Material to process:
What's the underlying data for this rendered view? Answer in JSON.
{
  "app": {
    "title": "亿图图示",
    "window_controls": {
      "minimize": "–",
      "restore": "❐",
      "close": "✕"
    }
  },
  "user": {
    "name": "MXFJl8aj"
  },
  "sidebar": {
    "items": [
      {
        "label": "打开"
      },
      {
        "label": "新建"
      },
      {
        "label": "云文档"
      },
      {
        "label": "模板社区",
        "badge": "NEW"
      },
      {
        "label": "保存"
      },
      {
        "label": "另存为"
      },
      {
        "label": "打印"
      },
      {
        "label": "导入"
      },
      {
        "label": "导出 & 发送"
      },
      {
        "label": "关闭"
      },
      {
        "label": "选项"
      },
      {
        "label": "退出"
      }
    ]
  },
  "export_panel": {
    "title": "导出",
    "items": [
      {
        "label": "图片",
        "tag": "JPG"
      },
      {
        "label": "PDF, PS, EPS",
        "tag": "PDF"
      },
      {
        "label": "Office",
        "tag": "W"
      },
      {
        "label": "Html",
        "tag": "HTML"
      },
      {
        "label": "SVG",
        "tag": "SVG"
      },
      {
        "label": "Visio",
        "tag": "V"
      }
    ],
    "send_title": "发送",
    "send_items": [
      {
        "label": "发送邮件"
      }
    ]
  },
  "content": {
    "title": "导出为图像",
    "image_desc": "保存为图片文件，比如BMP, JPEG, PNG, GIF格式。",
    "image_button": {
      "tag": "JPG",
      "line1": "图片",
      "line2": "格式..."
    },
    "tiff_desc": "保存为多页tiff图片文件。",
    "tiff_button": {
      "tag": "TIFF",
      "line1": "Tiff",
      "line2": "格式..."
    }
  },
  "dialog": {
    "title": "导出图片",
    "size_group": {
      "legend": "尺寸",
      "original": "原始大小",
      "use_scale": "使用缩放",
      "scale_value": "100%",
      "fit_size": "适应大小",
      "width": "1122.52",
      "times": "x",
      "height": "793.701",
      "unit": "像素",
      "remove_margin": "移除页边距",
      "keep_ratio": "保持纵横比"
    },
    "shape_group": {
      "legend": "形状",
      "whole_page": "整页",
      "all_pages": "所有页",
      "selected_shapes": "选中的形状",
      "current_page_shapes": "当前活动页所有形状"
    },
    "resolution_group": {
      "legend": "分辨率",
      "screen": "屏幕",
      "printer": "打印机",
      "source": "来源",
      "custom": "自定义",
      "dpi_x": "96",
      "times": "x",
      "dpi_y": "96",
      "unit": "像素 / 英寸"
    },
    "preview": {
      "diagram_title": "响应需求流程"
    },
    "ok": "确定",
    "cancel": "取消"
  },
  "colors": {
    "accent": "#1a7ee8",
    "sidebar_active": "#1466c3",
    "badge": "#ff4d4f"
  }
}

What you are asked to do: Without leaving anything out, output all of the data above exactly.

Task output:
What's the underlying data for this rendered view? Answer in JSON.
{
  "app": {
    "title": "亿图图示",
    "window_controls": {
      "minimize": "–",
      "restore": "❐",
      "close": "✕"
    }
  },
  "user": {
    "name": "MXFJl8aj"
  },
  "sidebar": {
    "items": [
      {
        "label": "打开"
      },
      {
        "label": "新建"
      },
      {
        "label": "云文档"
      },
      {
        "label": "模板社区",
        "badge": "NEW"
      },
      {
        "label": "保存"
      },
      {
        "label": "另存为"
      },
      {
        "label": "打印"
      },
      {
        "label": "导入"
      },
      {
        "label": "导出 & 发送"
      },
      {
        "label": "关闭"
      },
      {
        "label": "选项"
      },
      {
        "label": "退出"
      }
    ]
  },
  "export_panel": {
    "title": "导出",
    "items": [
      {
        "label": "图片",
        "tag": "JPG"
      },
      {
        "label": "PDF, PS, EPS",
        "tag": "PDF"
      },
      {
        "label": "Office",
        "tag": "W"
      },
      {
        "label": "Html",
        "tag": "HTML"
      },
      {
        "label": "SVG",
        "tag": "SVG"
      },
      {
        "label": "Visio",
        "tag": "V"
      }
    ],
    "send_title": "发送",
    "send_items": [
      {
        "label": "发送邮件"
      }
    ]
  },
  "content": {
    "title": "导出为图像",
    "image_desc": "保存为图片文件，比如BMP, JPEG, PNG, GIF格式。",
    "image_button": {
      "tag": "JPG",
      "line1": "图片",
      "line2": "格式..."
    },
    "tiff_desc": "保存为多页tiff图片文件。",
    "tiff_button": {
      "tag": "TIFF",
      "line1": "Tiff",
      "line2": "格式..."
    }
  },
  "dialog": {
    "title": "导出图片",
    "size_group": {
      "legend": "尺寸",
      "original": "原始大小",
      "use_scale": "使用缩放",
      "scale_value": "100%",
      "fit_size": "适应大小",
      "width": "1122.52",
      "times": "x",
      "height": "793.701",
      "unit": "像素",
      "remove_margin": "移除页边距",
      "keep_ratio": "保持纵横比"
    },
    "shape_group": {
      "legend": "形状",
      "whole_page": "整页",
      "all_pages": "所有页",
      "selected_shapes": "选中的形状",
      "current_page_shapes": "当前活动页所有形状"
    },
    "resolution_group": {
      "legend": "分辨率",
      "screen": "屏幕",
      "printer": "打印机",
      "source": "来源",
      "custom": "自定义",
      "dpi_x": "96",
      "times": "x",
      "dpi_y": "96",
      "unit": "像素 / 英寸"
    },
    "preview": {
      "diagram_title": "响应需求流程"
    },
    "ok": "确定",
    "cancel": "取消"
  },
  "colors": {
    "accent": "#1a7ee8",
    "sidebar_active": "#1466c3",
    "badge": "#ff4d4f"
  }
}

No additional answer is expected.